**Activity:**
Copy every line of the entries that includes the word "Final".

Material to process Block Start

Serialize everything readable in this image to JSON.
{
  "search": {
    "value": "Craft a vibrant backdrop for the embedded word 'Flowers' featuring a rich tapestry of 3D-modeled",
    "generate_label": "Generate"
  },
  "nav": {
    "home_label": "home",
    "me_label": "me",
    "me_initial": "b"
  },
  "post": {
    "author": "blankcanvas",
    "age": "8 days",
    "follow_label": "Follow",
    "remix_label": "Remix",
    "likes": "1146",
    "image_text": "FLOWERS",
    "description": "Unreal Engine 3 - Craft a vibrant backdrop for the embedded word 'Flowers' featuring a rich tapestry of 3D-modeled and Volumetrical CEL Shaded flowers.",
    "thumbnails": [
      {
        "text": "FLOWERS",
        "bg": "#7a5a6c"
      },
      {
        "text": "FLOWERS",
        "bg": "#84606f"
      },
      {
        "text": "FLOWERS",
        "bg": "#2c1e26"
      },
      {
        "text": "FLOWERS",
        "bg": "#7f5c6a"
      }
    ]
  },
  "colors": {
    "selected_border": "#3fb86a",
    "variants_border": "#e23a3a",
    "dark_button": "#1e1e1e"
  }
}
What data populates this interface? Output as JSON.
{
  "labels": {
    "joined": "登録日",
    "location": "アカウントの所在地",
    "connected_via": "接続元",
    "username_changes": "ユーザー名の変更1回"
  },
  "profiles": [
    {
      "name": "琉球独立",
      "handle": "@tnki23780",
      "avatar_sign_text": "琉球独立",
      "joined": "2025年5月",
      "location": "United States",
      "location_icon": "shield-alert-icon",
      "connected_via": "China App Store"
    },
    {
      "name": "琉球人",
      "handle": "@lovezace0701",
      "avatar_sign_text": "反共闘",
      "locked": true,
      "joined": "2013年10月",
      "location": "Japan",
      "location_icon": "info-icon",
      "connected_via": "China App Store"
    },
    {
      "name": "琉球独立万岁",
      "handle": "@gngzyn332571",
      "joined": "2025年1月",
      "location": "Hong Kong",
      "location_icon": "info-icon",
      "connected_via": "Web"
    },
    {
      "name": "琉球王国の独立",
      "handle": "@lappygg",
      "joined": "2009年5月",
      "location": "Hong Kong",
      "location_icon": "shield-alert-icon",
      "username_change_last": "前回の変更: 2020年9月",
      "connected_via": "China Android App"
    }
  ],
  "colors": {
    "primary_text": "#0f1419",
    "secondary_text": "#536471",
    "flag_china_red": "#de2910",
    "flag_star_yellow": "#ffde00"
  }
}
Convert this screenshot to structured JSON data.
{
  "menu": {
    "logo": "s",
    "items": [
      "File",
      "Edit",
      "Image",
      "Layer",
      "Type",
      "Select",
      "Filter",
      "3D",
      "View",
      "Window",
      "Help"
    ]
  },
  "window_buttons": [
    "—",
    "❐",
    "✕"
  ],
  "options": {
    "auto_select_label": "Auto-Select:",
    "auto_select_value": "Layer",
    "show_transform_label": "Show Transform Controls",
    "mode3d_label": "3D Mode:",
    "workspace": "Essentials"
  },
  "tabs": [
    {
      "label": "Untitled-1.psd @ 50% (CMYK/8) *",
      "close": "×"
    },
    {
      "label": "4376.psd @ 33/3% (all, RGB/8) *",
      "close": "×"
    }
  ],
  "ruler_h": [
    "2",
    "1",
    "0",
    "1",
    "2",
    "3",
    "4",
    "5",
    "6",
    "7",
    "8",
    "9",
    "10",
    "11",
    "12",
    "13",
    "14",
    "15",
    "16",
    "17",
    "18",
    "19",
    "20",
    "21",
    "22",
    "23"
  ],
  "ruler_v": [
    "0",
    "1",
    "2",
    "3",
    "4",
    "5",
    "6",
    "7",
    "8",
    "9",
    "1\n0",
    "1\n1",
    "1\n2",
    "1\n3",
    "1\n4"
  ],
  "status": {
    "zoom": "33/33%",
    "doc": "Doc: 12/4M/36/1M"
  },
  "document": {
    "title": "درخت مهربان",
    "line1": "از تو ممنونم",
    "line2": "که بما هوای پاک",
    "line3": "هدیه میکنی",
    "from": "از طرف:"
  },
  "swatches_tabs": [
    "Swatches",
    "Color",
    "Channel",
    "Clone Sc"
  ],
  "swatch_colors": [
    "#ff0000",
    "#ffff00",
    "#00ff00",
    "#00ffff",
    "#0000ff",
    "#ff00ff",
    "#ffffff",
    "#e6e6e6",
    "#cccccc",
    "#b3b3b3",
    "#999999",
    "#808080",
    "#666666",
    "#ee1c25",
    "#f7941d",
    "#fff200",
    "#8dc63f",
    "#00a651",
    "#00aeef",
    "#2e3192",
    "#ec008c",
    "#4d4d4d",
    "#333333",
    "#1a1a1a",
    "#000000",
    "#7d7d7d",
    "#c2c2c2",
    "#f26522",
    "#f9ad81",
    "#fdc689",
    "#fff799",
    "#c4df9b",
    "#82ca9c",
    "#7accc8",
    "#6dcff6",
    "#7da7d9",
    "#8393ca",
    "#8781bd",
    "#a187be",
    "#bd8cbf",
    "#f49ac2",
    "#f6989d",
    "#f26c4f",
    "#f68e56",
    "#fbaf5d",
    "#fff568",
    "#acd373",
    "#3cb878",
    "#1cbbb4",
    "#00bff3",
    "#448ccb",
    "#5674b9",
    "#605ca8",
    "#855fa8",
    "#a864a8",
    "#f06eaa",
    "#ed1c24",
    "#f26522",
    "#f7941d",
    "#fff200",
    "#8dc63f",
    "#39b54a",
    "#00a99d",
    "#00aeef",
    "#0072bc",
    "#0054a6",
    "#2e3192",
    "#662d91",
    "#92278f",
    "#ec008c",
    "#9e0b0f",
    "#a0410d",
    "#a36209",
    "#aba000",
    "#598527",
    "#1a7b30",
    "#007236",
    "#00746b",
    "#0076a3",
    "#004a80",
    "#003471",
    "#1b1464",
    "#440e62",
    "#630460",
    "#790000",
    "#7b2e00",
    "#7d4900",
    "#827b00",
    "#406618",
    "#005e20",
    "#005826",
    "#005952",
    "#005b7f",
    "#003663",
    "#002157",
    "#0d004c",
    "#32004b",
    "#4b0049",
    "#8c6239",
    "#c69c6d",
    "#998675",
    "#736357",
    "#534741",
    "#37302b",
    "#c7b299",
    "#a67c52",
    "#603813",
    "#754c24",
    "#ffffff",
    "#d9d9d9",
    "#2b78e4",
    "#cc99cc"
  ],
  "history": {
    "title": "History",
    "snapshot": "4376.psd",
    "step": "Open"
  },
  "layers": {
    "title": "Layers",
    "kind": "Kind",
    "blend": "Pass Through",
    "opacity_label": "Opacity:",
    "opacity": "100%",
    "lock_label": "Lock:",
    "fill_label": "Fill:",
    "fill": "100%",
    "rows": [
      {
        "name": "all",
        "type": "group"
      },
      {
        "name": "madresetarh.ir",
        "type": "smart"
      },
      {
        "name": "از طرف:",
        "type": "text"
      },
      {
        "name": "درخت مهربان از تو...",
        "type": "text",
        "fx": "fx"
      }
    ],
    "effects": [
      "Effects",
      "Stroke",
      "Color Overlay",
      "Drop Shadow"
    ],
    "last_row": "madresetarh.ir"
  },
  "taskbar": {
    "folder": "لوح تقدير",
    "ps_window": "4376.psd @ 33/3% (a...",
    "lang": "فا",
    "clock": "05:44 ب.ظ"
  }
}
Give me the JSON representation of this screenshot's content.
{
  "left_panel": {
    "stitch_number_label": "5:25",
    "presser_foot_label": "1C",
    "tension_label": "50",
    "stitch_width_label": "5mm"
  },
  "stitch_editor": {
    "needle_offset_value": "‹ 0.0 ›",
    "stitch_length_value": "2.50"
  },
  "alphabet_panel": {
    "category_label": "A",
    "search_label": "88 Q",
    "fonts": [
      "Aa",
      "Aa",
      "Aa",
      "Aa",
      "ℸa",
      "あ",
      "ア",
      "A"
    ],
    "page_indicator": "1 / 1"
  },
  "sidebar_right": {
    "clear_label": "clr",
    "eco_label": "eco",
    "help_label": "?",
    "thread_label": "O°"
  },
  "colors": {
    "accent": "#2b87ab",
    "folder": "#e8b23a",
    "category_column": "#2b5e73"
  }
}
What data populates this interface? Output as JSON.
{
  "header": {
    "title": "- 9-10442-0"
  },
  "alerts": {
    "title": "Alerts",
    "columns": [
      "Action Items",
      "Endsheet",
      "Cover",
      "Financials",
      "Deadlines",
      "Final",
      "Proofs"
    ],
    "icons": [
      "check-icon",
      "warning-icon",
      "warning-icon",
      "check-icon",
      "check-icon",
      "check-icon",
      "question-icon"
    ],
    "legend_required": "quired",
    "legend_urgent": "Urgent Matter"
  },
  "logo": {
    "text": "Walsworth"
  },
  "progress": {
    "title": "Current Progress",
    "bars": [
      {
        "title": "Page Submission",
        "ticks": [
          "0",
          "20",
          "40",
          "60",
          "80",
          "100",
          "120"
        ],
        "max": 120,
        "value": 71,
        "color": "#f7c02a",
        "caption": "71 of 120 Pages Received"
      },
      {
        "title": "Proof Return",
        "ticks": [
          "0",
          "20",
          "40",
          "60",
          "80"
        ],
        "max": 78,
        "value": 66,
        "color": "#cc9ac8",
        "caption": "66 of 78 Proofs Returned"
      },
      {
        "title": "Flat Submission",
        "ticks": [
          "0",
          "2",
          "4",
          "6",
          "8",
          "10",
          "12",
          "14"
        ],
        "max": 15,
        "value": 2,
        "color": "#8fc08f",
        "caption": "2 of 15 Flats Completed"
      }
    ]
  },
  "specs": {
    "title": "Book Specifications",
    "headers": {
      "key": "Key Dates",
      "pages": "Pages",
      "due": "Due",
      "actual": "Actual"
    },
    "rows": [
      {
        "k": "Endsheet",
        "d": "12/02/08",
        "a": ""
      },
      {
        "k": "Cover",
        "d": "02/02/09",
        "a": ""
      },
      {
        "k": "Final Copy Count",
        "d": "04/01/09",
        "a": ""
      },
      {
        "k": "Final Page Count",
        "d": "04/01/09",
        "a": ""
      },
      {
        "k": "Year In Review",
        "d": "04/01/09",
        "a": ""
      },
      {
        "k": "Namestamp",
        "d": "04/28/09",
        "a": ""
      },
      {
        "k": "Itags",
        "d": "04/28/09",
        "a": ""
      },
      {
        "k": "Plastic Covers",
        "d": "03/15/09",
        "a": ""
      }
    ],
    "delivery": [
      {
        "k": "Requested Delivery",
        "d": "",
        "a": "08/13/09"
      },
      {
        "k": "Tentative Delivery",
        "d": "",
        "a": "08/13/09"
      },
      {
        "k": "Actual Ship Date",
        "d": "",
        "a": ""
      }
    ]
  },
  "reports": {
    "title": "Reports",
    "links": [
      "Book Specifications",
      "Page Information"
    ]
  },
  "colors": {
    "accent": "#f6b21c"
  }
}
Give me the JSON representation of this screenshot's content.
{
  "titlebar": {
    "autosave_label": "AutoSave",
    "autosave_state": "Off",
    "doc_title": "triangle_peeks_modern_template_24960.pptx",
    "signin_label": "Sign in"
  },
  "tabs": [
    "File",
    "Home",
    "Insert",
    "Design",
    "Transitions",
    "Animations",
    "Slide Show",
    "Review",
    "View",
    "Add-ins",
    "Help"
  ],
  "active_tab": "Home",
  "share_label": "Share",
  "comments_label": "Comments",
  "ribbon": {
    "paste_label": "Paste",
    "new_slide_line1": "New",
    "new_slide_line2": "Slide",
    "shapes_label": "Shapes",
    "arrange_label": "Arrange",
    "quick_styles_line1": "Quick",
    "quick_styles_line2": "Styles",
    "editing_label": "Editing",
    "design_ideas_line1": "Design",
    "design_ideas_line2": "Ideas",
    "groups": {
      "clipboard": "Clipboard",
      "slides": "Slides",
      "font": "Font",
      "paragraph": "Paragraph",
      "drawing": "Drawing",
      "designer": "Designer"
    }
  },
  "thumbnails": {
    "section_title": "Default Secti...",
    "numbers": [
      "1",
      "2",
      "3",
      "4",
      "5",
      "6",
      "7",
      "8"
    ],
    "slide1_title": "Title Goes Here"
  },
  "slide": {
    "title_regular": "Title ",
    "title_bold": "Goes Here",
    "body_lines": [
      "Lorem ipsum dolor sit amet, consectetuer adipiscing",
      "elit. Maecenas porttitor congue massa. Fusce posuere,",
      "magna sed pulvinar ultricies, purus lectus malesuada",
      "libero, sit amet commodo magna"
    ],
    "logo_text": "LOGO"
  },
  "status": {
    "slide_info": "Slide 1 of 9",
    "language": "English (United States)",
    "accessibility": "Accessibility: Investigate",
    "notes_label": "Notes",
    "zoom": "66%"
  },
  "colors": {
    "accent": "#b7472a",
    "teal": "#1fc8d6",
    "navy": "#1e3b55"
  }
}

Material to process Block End

**Response area:**
      "Final",
        "k": "Final Copy Count",
        "k": "Final Page Count",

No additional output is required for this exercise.